[Extracted entries — start]

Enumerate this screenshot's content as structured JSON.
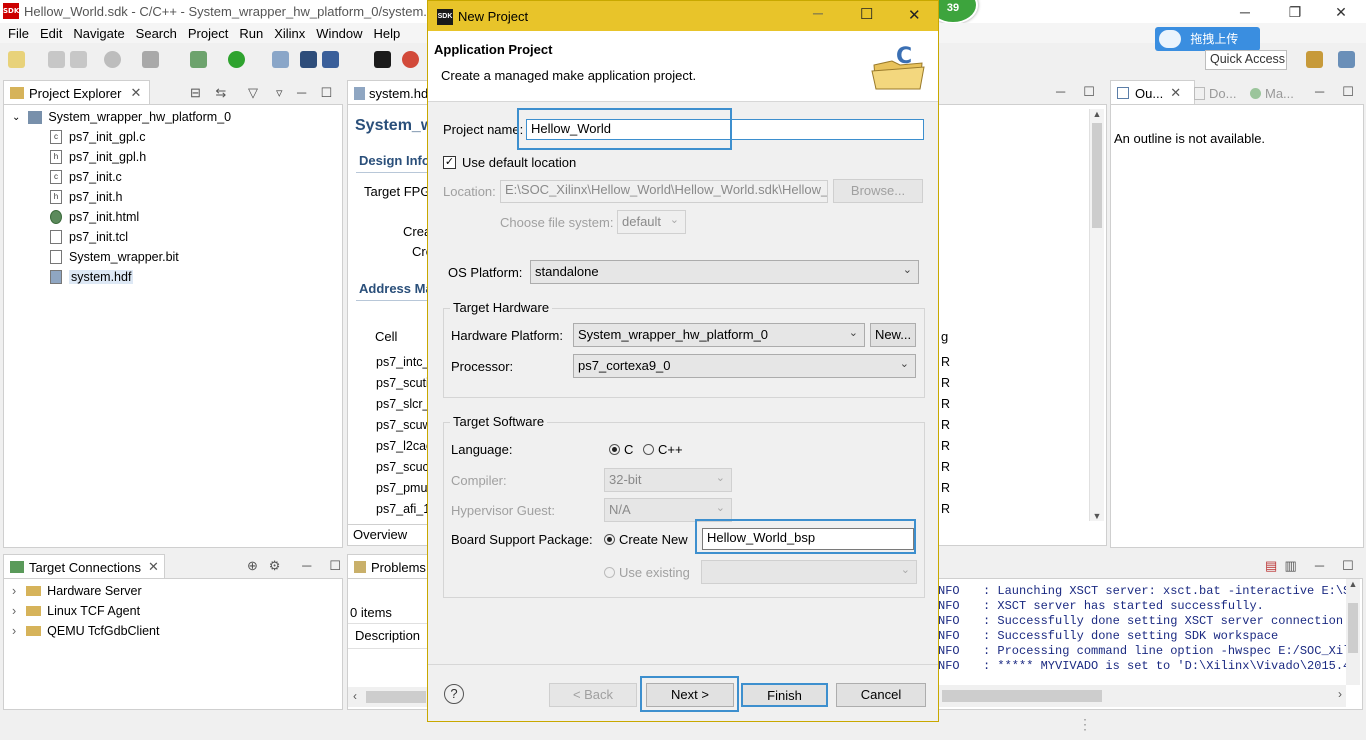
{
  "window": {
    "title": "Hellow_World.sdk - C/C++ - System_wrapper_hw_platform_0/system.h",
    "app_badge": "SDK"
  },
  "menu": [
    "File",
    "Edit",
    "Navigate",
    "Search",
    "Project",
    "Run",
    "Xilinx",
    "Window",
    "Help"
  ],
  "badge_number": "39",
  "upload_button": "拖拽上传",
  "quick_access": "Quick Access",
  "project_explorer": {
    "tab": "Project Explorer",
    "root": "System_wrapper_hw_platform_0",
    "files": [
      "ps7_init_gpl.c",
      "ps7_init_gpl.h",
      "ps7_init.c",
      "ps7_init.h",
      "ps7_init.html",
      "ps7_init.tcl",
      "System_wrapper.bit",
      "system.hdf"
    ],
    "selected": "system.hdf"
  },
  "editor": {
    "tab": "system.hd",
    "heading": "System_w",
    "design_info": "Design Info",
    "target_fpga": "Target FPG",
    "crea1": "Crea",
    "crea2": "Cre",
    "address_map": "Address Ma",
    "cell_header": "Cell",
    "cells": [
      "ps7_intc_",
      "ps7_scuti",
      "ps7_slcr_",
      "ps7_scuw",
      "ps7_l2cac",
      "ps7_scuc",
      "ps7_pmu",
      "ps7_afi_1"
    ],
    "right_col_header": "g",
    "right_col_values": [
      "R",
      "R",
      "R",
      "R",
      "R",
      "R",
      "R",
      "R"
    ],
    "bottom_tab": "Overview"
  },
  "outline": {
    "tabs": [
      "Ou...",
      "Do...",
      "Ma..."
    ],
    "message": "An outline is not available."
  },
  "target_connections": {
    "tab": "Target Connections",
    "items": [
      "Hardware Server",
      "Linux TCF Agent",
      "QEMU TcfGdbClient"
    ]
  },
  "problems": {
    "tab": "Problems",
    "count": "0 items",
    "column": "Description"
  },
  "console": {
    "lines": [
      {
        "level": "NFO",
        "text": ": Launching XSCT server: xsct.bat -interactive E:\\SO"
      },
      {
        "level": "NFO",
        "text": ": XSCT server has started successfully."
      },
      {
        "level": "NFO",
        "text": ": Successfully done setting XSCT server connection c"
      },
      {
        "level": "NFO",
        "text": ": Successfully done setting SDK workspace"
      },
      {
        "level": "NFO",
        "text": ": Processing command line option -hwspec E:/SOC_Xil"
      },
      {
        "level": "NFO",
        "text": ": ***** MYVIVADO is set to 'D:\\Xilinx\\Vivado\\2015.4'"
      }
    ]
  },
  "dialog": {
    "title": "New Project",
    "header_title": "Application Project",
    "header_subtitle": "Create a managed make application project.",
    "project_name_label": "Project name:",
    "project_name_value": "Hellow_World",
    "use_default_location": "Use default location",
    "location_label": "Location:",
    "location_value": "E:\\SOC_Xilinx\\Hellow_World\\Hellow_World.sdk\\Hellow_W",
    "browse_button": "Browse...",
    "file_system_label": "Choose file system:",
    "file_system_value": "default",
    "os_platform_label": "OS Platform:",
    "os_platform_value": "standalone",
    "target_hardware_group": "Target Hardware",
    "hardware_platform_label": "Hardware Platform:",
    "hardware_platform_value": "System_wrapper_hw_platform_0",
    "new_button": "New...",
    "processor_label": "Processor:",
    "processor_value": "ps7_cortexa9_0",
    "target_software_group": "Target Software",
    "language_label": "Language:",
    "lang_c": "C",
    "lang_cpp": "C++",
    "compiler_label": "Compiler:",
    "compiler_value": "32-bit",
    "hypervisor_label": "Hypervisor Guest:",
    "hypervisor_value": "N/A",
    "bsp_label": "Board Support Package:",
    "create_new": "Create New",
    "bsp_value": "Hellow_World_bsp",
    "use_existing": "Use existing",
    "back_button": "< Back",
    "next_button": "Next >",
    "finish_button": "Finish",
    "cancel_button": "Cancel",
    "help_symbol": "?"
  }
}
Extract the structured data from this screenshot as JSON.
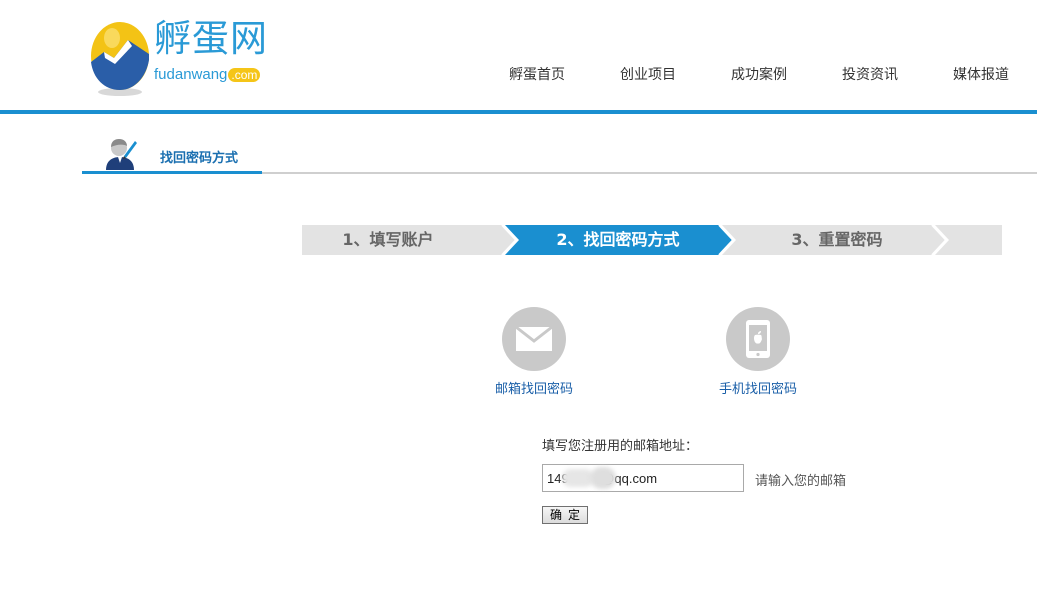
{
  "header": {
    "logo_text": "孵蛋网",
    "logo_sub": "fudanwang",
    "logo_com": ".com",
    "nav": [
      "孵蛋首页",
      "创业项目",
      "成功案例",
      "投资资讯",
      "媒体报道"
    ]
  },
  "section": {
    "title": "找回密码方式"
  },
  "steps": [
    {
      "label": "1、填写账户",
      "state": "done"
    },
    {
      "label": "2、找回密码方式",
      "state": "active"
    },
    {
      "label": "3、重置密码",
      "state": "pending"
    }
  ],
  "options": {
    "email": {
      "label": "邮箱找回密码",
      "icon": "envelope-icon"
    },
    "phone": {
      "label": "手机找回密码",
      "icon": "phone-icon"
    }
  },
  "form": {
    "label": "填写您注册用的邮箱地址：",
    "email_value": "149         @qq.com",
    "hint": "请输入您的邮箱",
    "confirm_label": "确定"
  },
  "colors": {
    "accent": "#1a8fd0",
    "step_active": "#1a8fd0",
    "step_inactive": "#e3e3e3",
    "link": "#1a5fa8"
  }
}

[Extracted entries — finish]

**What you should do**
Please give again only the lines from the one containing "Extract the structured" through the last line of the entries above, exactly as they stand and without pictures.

**Response area**
Extract the structured data from this screenshot as JSON.
{
  "header": {
    "logo_text": "孵蛋网",
    "logo_sub": "fudanwang",
    "logo_com": ".com",
    "nav": [
      "孵蛋首页",
      "创业项目",
      "成功案例",
      "投资资讯",
      "媒体报道"
    ]
  },
  "section": {
    "title": "找回密码方式"
  },
  "steps": [
    {
      "label": "1、填写账户",
      "state": "done"
    },
    {
      "label": "2、找回密码方式",
      "state": "active"
    },
    {
      "label": "3、重置密码",
      "state": "pending"
    }
  ],
  "options": {
    "email": {
      "label": "邮箱找回密码",
      "icon": "envelope-icon"
    },
    "phone": {
      "label": "手机找回密码",
      "icon": "phone-icon"
    }
  },
  "form": {
    "label": "填写您注册用的邮箱地址：",
    "email_value": "149         @qq.com",
    "hint": "请输入您的邮箱",
    "confirm_label": "确定"
  },
  "colors": {
    "accent": "#1a8fd0",
    "step_active": "#1a8fd0",
    "step_inactive": "#e3e3e3",
    "link": "#1a5fa8"
  }
}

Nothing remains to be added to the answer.